**THE RECORDS:**

--- START ---

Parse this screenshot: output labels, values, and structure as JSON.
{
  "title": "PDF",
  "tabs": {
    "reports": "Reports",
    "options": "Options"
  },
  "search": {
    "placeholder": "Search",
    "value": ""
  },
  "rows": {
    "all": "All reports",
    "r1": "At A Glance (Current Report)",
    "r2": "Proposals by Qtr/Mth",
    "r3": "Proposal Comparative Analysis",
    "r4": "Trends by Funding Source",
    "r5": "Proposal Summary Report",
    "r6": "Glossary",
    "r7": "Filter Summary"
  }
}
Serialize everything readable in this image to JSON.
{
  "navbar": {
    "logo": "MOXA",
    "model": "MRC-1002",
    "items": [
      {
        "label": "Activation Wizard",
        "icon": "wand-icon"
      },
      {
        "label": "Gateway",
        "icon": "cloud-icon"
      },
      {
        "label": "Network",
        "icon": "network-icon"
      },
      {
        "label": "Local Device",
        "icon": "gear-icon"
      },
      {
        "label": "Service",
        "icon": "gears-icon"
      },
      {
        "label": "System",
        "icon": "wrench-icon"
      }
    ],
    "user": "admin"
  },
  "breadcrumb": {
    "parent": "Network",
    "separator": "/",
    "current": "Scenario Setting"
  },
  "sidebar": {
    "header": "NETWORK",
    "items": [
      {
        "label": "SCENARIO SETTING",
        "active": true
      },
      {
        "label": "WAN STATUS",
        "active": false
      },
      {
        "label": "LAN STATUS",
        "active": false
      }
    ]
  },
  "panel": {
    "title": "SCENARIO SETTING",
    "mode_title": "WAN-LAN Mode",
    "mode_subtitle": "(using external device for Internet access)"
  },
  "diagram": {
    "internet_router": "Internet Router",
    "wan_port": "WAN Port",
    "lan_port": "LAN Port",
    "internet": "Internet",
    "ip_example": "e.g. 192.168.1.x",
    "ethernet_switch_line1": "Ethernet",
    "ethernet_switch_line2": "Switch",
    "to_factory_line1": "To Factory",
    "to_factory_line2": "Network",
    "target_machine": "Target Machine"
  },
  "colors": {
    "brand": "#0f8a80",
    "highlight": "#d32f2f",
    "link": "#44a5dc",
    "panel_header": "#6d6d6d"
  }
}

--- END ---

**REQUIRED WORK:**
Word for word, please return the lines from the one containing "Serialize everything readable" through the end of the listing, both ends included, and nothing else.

**RESULT FOR THIS TASK:**
Serialize everything readable in this image to JSON.
{
  "navbar": {
    "logo": "MOXA",
    "model": "MRC-1002",
    "items": [
      {
        "label": "Activation Wizard",
        "icon": "wand-icon"
      },
      {
        "label": "Gateway",
        "icon": "cloud-icon"
      },
      {
        "label": "Network",
        "icon": "network-icon"
      },
      {
        "label": "Local Device",
        "icon": "gear-icon"
      },
      {
        "label": "Service",
        "icon": "gears-icon"
      },
      {
        "label": "System",
        "icon": "wrench-icon"
      }
    ],
    "user": "admin"
  },
  "breadcrumb": {
    "parent": "Network",
    "separator": "/",
    "current": "Scenario Setting"
  },
  "sidebar": {
    "header": "NETWORK",
    "items": [
      {
        "label": "SCENARIO SETTING",
        "active": true
      },
      {
        "label": "WAN STATUS",
        "active": false
      },
      {
        "label": "LAN STATUS",
        "active": false
      }
    ]
  },
  "panel": {
    "title": "SCENARIO SETTING",
    "mode_title": "WAN-LAN Mode",
    "mode_subtitle": "(using external device for Internet access)"
  },
  "diagram": {
    "internet_router": "Internet Router",
    "wan_port": "WAN Port",
    "lan_port": "LAN Port",
    "internet": "Internet",
    "ip_example": "e.g. 192.168.1.x",
    "ethernet_switch_line1": "Ethernet",
    "ethernet_switch_line2": "Switch",
    "to_factory_line1": "To Factory",
    "to_factory_line2": "Network",
    "target_machine": "Target Machine"
  },
  "colors": {
    "brand": "#0f8a80",
    "highlight": "#d32f2f",
    "link": "#44a5dc",
    "panel_header": "#6d6d6d"
  }
}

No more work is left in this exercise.